◆ WHAT THIS TASK INVOLVES
Pick every line from the data that holds the word "image".
++++++
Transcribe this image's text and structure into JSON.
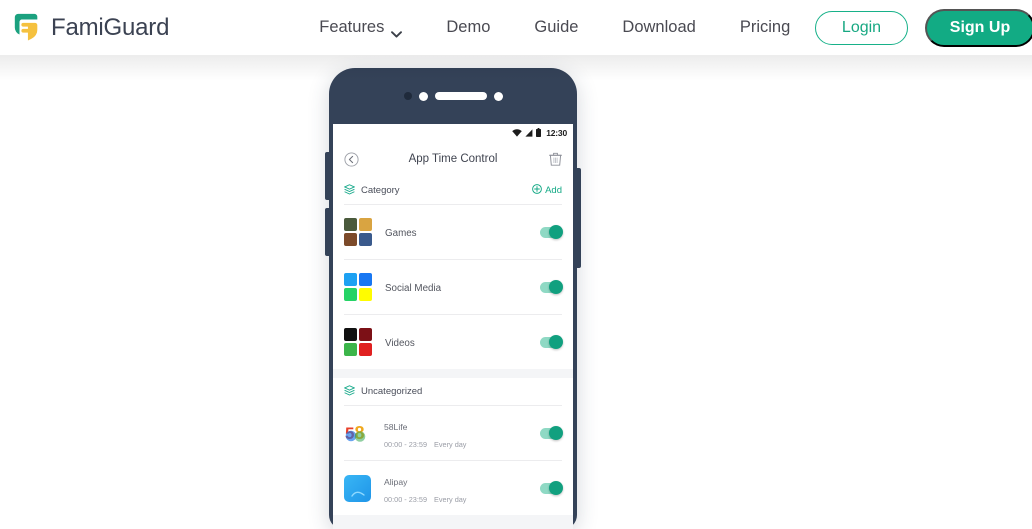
{
  "header": {
    "brand": "FamiGuard",
    "logo_icon": "famiguard-shield-logo",
    "nav": [
      {
        "label": "Features",
        "has_caret": true,
        "caret_icon": "chevron-down-icon"
      },
      {
        "label": "Demo",
        "has_caret": false
      },
      {
        "label": "Guide",
        "has_caret": false
      },
      {
        "label": "Download",
        "has_caret": false
      },
      {
        "label": "Pricing",
        "has_caret": false
      }
    ],
    "login_label": "Login",
    "signup_label": "Sign Up",
    "accent_color": "#12ab84",
    "login_border_color": "#17b189"
  },
  "phone": {
    "frame_color": "#344258",
    "statusbar": {
      "wifi_icon": "wifi-icon",
      "signal_icon": "signal-bars-icon",
      "battery_icon": "battery-icon",
      "time": "12:30"
    },
    "appbar": {
      "back_icon": "back-arrow-circle-icon",
      "title": "App Time Control",
      "delete_icon": "trash-icon"
    },
    "sections": [
      {
        "id": "category",
        "header_icon": "layers-icon",
        "header_label": "Category",
        "add_icon": "plus-circle-icon",
        "add_label": "Add",
        "rows": [
          {
            "name": "Games",
            "icon_type": "grid",
            "icon_name": "games-app-icons",
            "icon_colors": [
              "#4a5a3c",
              "#d9a441",
              "#7c4a2a",
              "#3a5a8c"
            ],
            "toggle_on": true
          },
          {
            "name": "Social Media",
            "icon_type": "grid",
            "icon_name": "social-media-app-icons",
            "icon_colors": [
              "#1da1f2",
              "#1877f2",
              "#25d366",
              "#fffc00"
            ],
            "toggle_on": true
          },
          {
            "name": "Videos",
            "icon_type": "grid",
            "icon_name": "videos-app-icons",
            "icon_colors": [
              "#111111",
              "#7c1016",
              "#3cb54a",
              "#e02020"
            ],
            "toggle_on": true
          }
        ]
      },
      {
        "id": "uncategorized",
        "header_icon": "layers-icon",
        "header_label": "Uncategorized",
        "add_label": "",
        "rows": [
          {
            "name": "58Life",
            "icon_type": "logo-58",
            "icon_name": "58life-app-icon",
            "time_range": "00:00 - 23:59",
            "repeat": "Every day",
            "toggle_on": true
          },
          {
            "name": "Alipay",
            "icon_type": "square",
            "icon_name": "alipay-app-icon",
            "icon_color": "#2ca6f0",
            "time_range": "00:00 - 23:59",
            "repeat": "Every day",
            "toggle_on": true
          }
        ]
      }
    ]
  }
}
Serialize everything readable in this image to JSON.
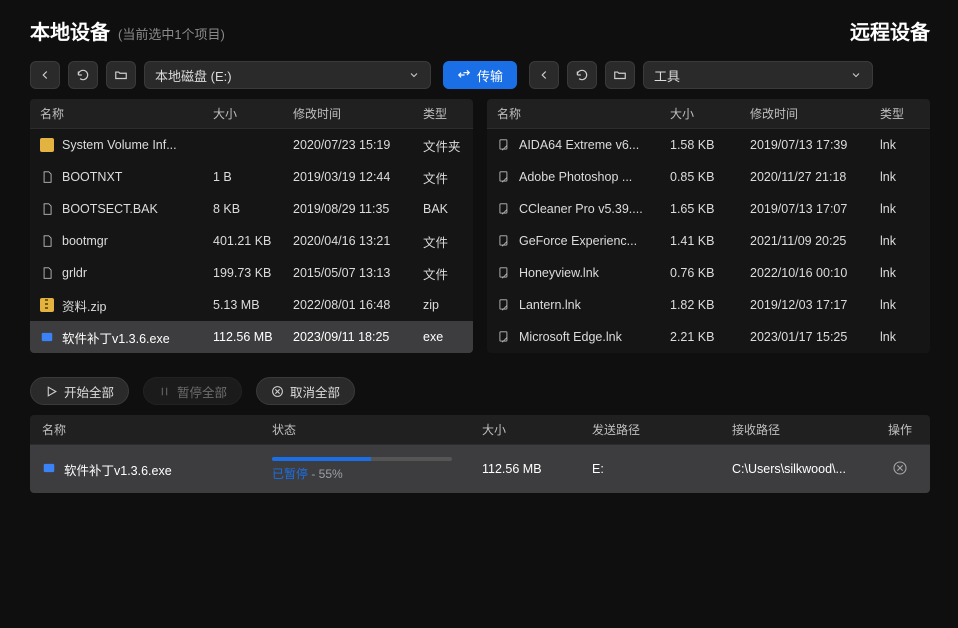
{
  "header": {
    "title_local": "本地设备",
    "selection_hint": "(当前选中1个项目)",
    "title_remote": "远程设备"
  },
  "toolbar": {
    "left_path": "本地磁盘 (E:)",
    "transfer_label": "传输",
    "right_path": "工具"
  },
  "columns": {
    "name": "名称",
    "size": "大小",
    "date": "修改时间",
    "type": "类型"
  },
  "left_files": [
    {
      "icon": "folder",
      "name": "System Volume Inf...",
      "size": "",
      "date": "2020/07/23 15:19",
      "type": "文件夹"
    },
    {
      "icon": "file",
      "name": "BOOTNXT",
      "size": "1 B",
      "date": "2019/03/19 12:44",
      "type": "文件"
    },
    {
      "icon": "file",
      "name": "BOOTSECT.BAK",
      "size": "8 KB",
      "date": "2019/08/29 11:35",
      "type": "BAK"
    },
    {
      "icon": "file",
      "name": "bootmgr",
      "size": "401.21 KB",
      "date": "2020/04/16 13:21",
      "type": "文件"
    },
    {
      "icon": "file",
      "name": "grldr",
      "size": "199.73 KB",
      "date": "2015/05/07 13:13",
      "type": "文件"
    },
    {
      "icon": "zip",
      "name": "资料.zip",
      "size": "5.13 MB",
      "date": "2022/08/01 16:48",
      "type": "zip"
    },
    {
      "icon": "exe",
      "name": "软件补丁v1.3.6.exe",
      "size": "112.56 MB",
      "date": "2023/09/11 18:25",
      "type": "exe",
      "selected": true
    }
  ],
  "right_files": [
    {
      "name": "AIDA64 Extreme v6...",
      "size": "1.58 KB",
      "date": "2019/07/13 17:39",
      "type": "lnk"
    },
    {
      "name": "Adobe Photoshop ...",
      "size": "0.85 KB",
      "date": "2020/11/27 21:18",
      "type": "lnk"
    },
    {
      "name": "CCleaner Pro v5.39....",
      "size": "1.65 KB",
      "date": "2019/07/13 17:07",
      "type": "lnk"
    },
    {
      "name": "GeForce Experienc...",
      "size": "1.41 KB",
      "date": "2021/11/09 20:25",
      "type": "lnk"
    },
    {
      "name": "Honeyview.lnk",
      "size": "0.76 KB",
      "date": "2022/10/16 00:10",
      "type": "lnk"
    },
    {
      "name": "Lantern.lnk",
      "size": "1.82 KB",
      "date": "2019/12/03 17:17",
      "type": "lnk"
    },
    {
      "name": "Microsoft Edge.lnk",
      "size": "2.21 KB",
      "date": "2023/01/17 15:25",
      "type": "lnk"
    }
  ],
  "queue_controls": {
    "start_all": "开始全部",
    "pause_all": "暂停全部",
    "cancel_all": "取消全部"
  },
  "queue_columns": {
    "name": "名称",
    "status": "状态",
    "size": "大小",
    "send_path": "发送路径",
    "recv_path": "接收路径",
    "op": "操作"
  },
  "queue": [
    {
      "icon": "exe",
      "name": "软件补丁v1.3.6.exe",
      "status_label": "已暂停",
      "percent_text": " - 55%",
      "percent": 55,
      "size": "112.56 MB",
      "src": "E:",
      "dst": "C:\\Users\\silkwood\\..."
    }
  ]
}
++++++
◆ RESULT FOR THIS TASK
Transcribe this image's text and structure into JSON.
Serialize everything readable in this image to JSON.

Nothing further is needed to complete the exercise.